# Work request
Find the word "grayscale" in the records and copy every line where it occurs.

Interface dataset entries

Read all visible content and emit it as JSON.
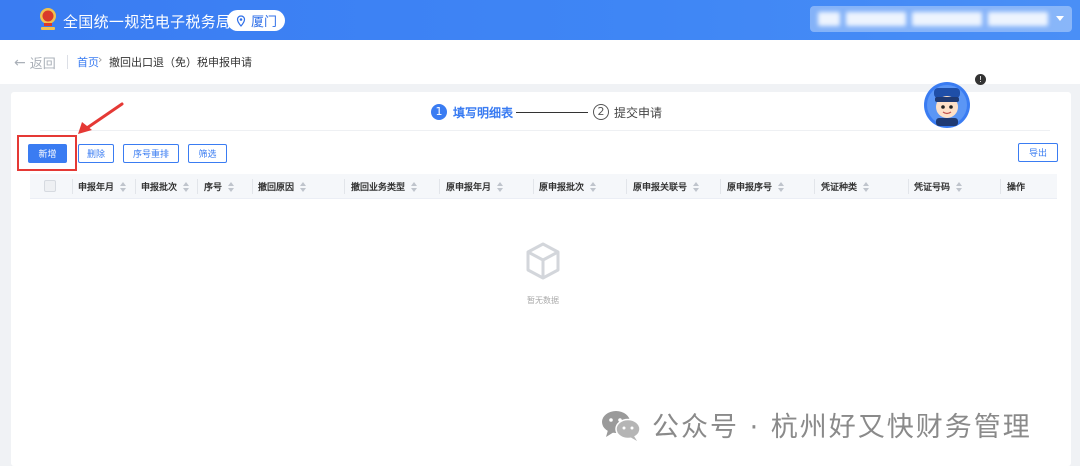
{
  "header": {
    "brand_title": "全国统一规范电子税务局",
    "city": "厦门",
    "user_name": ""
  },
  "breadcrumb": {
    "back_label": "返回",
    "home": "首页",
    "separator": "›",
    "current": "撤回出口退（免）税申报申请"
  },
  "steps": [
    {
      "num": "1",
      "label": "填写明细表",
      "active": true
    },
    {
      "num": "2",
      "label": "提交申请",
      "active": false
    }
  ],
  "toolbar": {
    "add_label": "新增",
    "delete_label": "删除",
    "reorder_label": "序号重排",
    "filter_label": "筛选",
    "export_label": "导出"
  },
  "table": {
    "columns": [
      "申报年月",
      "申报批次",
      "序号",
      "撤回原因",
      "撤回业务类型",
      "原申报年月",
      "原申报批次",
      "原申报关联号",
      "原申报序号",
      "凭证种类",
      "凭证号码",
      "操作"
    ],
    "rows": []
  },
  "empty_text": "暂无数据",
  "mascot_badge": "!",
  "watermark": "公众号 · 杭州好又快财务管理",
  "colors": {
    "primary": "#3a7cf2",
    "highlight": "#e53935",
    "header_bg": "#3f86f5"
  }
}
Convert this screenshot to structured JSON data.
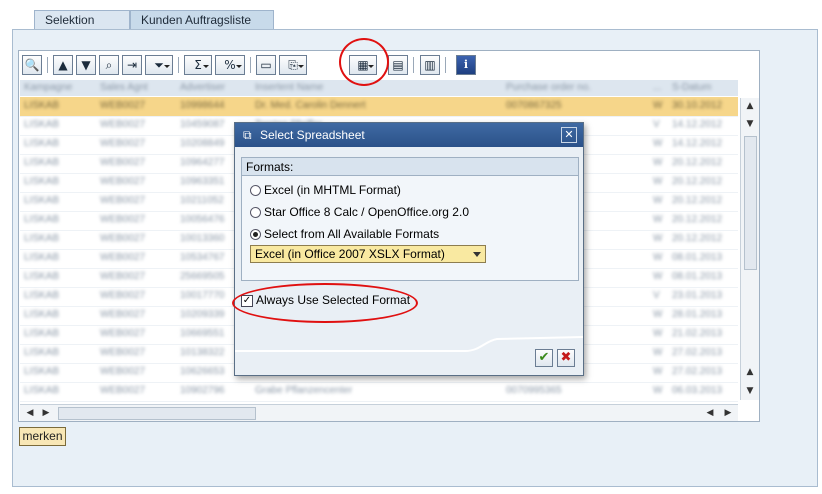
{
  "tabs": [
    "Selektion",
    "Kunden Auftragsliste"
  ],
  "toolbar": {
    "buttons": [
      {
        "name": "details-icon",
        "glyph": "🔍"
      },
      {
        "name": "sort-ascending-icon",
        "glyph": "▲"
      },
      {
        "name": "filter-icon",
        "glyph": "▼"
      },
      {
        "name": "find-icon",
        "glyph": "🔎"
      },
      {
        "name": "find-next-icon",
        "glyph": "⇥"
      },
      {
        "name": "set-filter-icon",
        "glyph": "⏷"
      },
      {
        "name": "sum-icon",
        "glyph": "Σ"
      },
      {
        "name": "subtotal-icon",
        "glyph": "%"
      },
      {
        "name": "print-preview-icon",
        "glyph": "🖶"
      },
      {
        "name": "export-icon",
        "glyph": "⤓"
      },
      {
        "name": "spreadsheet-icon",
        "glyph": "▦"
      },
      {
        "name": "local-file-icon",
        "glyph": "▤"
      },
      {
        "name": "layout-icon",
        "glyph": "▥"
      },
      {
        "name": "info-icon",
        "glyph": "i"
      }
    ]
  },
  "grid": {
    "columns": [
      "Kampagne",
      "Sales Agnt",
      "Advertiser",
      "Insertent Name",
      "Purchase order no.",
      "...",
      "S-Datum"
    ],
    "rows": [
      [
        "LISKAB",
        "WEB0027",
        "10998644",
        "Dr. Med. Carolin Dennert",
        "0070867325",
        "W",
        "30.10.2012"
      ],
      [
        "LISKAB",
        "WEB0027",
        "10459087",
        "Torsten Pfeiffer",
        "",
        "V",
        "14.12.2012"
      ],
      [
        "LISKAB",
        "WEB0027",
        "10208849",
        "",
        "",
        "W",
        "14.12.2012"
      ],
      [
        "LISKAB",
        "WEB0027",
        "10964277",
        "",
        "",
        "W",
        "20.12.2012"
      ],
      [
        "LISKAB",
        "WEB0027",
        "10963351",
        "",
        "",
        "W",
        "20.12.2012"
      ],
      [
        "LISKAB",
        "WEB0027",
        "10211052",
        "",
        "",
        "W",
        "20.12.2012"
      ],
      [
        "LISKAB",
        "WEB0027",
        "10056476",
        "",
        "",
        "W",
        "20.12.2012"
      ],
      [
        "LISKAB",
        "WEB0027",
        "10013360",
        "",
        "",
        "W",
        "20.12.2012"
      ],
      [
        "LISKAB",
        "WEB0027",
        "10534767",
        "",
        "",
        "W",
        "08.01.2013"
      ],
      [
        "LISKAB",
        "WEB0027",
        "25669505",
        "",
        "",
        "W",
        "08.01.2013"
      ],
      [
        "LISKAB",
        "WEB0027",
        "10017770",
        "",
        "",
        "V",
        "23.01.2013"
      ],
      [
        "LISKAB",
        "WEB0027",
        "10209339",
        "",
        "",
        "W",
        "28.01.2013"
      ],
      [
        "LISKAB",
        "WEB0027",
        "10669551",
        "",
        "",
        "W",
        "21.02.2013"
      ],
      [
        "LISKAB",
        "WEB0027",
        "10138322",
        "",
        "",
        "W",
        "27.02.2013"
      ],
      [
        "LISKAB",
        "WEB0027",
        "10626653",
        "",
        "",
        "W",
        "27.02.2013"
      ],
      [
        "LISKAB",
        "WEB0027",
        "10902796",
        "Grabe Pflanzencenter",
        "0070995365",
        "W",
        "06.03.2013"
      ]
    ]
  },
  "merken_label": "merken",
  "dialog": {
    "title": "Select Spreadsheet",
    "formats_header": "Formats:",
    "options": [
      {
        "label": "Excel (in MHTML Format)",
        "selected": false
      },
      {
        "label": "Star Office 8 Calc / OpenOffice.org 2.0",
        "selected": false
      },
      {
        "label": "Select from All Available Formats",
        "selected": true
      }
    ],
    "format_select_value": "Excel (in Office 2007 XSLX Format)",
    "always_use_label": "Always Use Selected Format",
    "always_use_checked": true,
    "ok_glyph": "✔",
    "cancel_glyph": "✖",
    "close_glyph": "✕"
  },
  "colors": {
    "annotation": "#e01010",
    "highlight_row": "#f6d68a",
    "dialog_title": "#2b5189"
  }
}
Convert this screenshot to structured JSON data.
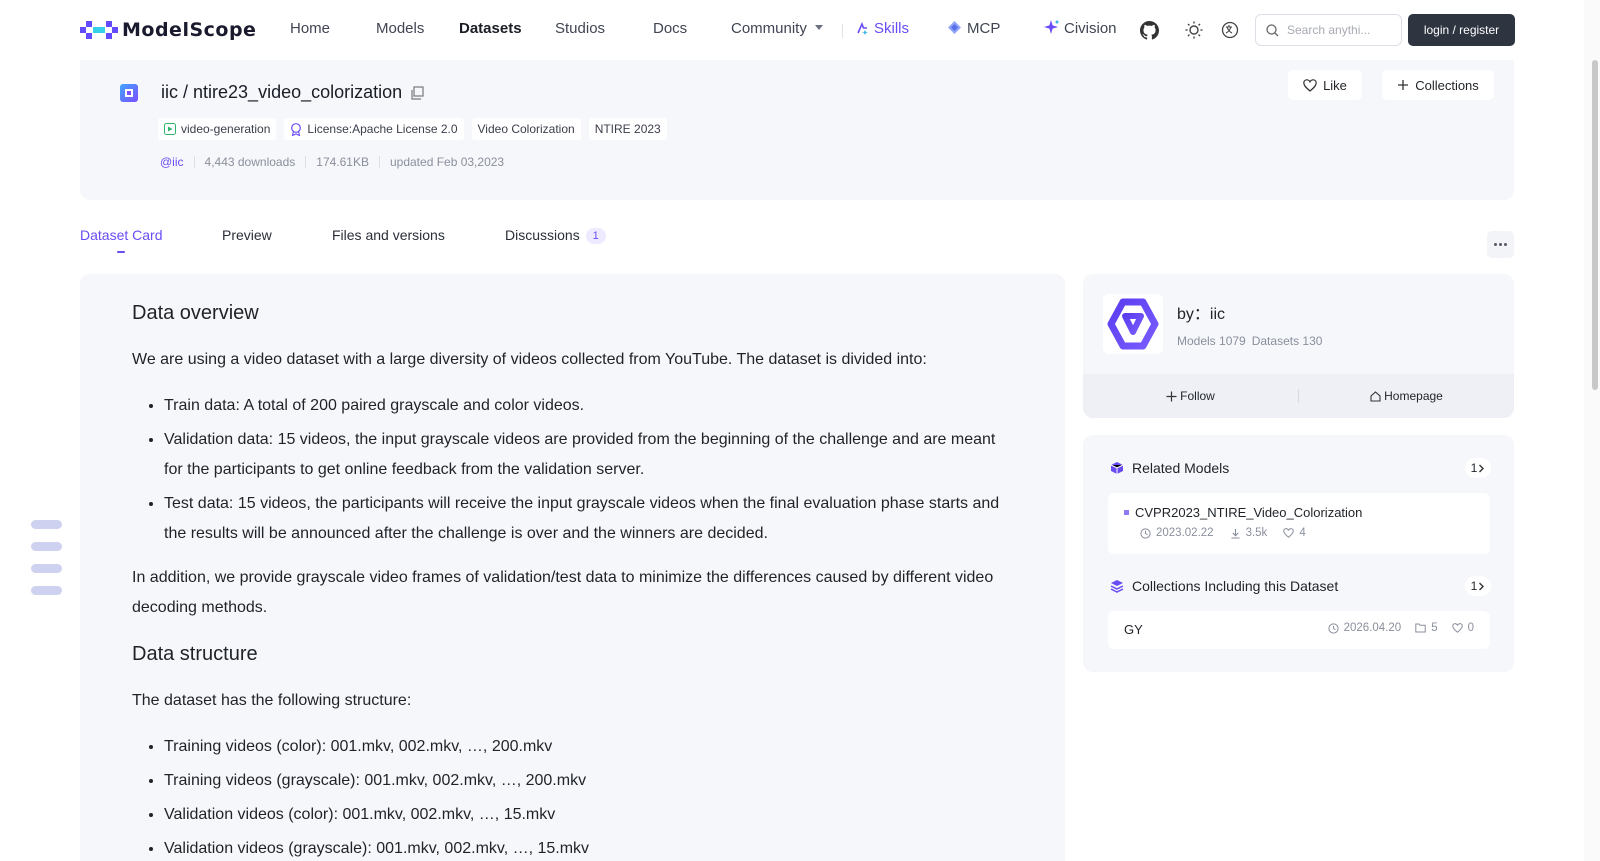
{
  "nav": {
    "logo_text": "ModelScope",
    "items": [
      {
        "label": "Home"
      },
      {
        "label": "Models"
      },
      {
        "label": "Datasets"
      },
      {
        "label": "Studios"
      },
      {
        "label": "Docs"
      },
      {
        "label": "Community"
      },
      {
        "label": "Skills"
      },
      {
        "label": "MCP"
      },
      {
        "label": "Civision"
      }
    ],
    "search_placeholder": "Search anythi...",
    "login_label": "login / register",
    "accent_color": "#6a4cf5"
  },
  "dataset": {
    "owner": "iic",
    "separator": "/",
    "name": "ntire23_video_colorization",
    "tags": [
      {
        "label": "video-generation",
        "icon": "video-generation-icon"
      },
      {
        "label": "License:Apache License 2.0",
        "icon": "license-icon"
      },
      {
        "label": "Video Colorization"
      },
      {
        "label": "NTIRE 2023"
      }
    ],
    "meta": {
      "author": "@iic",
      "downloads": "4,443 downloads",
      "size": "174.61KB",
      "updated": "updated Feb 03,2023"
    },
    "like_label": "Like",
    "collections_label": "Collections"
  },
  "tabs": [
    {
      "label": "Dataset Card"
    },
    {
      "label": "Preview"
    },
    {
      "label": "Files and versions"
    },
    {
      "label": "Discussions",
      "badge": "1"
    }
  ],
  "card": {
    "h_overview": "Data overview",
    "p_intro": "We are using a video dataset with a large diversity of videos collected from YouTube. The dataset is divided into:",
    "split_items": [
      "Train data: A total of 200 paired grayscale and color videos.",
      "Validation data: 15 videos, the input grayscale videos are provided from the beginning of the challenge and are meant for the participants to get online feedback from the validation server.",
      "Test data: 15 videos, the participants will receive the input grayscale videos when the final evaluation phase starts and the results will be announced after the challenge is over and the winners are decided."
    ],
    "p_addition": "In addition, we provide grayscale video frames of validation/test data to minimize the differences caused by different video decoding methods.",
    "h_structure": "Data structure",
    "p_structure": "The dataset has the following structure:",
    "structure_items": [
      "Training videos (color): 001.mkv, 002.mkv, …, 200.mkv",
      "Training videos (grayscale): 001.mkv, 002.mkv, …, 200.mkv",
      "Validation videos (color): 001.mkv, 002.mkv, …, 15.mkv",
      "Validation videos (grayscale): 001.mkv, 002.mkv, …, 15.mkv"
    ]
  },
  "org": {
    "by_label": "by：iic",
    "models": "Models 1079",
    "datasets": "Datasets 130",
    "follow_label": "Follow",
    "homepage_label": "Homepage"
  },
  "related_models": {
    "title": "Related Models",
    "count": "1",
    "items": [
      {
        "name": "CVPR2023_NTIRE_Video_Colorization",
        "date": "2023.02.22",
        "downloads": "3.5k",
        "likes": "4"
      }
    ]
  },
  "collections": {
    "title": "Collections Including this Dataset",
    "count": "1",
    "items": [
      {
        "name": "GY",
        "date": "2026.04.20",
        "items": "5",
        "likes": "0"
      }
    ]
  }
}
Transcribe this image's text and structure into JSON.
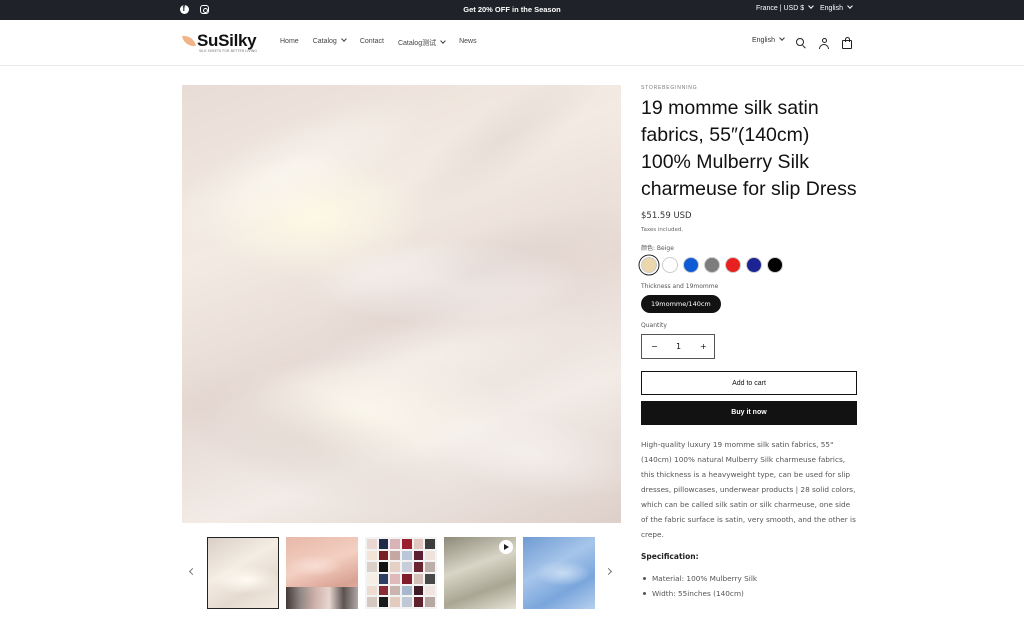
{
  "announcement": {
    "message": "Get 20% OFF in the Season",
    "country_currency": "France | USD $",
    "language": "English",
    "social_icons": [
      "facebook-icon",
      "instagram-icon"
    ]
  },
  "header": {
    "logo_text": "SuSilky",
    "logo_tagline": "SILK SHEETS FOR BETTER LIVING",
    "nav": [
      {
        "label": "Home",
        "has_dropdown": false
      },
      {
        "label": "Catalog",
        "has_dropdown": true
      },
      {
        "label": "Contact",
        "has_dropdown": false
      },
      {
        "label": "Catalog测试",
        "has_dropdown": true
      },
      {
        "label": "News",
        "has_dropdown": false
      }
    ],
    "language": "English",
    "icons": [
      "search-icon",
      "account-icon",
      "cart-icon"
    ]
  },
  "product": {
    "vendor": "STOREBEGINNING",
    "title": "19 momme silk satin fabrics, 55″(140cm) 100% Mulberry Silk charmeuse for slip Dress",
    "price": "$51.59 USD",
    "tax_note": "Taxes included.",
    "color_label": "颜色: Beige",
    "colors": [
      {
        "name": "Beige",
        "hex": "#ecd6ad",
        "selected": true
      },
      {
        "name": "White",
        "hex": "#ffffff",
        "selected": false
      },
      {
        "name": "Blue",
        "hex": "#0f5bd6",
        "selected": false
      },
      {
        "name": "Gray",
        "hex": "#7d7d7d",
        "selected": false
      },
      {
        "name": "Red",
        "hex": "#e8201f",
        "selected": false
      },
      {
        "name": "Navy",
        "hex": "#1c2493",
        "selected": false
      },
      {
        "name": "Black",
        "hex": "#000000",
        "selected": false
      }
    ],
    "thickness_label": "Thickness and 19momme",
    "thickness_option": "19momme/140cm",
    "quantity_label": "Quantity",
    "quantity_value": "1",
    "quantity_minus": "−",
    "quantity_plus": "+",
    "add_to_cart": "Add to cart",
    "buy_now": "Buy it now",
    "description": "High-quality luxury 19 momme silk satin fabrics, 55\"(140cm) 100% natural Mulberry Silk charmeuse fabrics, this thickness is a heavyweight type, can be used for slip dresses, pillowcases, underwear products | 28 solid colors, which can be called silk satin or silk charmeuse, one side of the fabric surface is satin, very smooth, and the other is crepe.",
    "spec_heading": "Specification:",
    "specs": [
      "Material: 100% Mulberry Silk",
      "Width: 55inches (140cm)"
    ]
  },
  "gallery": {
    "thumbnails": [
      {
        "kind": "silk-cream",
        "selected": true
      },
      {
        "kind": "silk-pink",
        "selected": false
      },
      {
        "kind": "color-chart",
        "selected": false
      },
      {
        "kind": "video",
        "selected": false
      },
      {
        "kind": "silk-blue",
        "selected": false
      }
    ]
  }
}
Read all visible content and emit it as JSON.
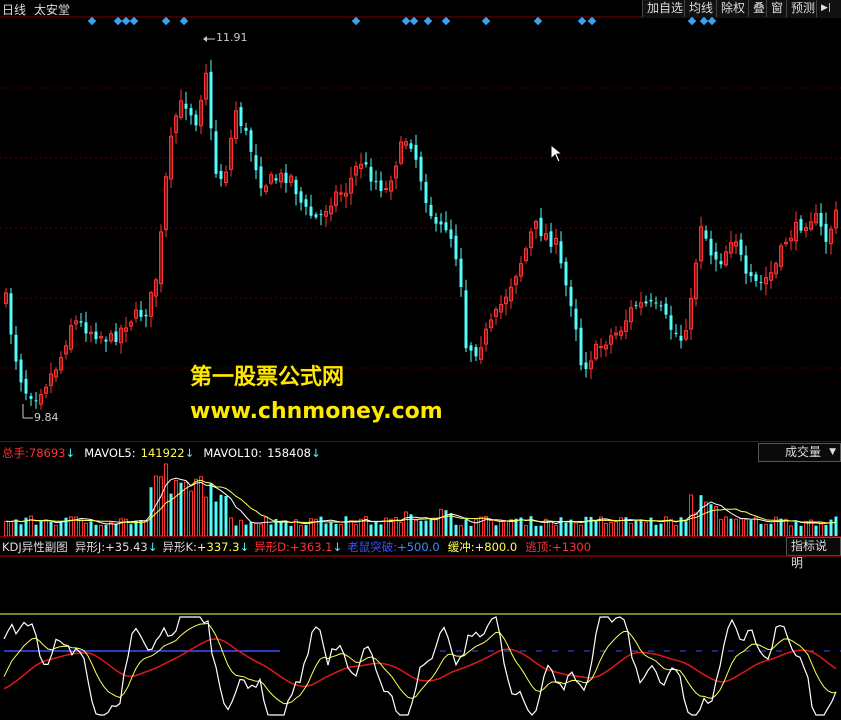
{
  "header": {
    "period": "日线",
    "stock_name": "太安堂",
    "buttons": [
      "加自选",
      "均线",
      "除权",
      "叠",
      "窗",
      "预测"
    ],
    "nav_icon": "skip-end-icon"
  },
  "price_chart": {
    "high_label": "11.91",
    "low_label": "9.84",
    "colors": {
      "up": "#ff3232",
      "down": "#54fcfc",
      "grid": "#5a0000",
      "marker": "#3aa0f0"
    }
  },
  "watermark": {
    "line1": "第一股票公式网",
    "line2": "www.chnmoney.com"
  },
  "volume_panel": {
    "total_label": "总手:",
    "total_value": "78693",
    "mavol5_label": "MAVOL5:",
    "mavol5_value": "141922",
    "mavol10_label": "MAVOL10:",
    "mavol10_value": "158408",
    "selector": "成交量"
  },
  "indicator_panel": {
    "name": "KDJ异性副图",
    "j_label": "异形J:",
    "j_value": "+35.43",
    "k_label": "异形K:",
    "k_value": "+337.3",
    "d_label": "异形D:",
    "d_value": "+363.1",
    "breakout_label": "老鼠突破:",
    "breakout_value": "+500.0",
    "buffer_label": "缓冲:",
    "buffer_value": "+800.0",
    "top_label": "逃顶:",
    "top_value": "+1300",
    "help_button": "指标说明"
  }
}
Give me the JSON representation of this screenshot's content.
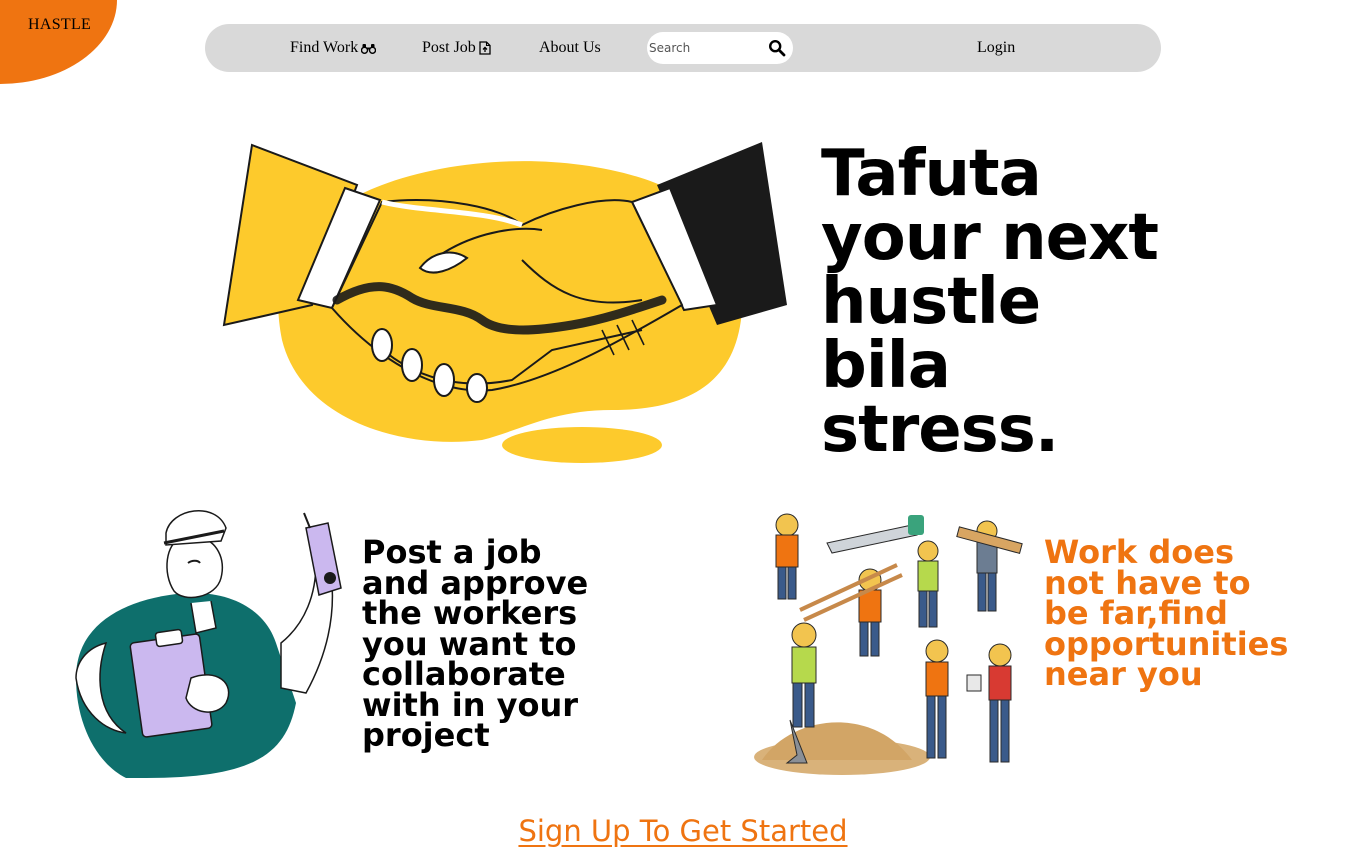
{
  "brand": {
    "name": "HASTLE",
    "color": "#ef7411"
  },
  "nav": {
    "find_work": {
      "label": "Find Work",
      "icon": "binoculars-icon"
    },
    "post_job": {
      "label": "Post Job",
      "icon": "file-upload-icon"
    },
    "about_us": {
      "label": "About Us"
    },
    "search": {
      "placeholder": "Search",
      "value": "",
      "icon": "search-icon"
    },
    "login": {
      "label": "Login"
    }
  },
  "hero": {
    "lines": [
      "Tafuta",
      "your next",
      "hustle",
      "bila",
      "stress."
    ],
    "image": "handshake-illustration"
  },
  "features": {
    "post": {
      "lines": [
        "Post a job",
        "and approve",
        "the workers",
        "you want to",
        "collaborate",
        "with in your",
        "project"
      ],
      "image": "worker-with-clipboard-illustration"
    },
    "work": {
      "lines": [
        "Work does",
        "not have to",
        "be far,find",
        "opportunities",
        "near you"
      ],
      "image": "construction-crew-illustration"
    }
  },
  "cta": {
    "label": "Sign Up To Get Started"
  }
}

# Task response
      "Train data: A total of 200 paired grayscale and color videos.",
      "Validation data: 15 videos, the input grayscale videos are provided from the beginning of the challenge and are meant for the participants to get online feedback from the validation server.",
      "Test data: 15 videos, the participants will receive the input grayscale videos when the final evaluation phase starts and the results will be announced after the challenge is over and the winners are decided."
    "p_addition": "In addition, we provide grayscale video frames of validation/test data to minimize the differences caused by different video decoding methods.",
      "Training videos (grayscale): 001.mkv, 002.mkv, …, 200.mkv",
      "Validation videos (grayscale): 001.mkv, 002.mkv, …, 15.mkv"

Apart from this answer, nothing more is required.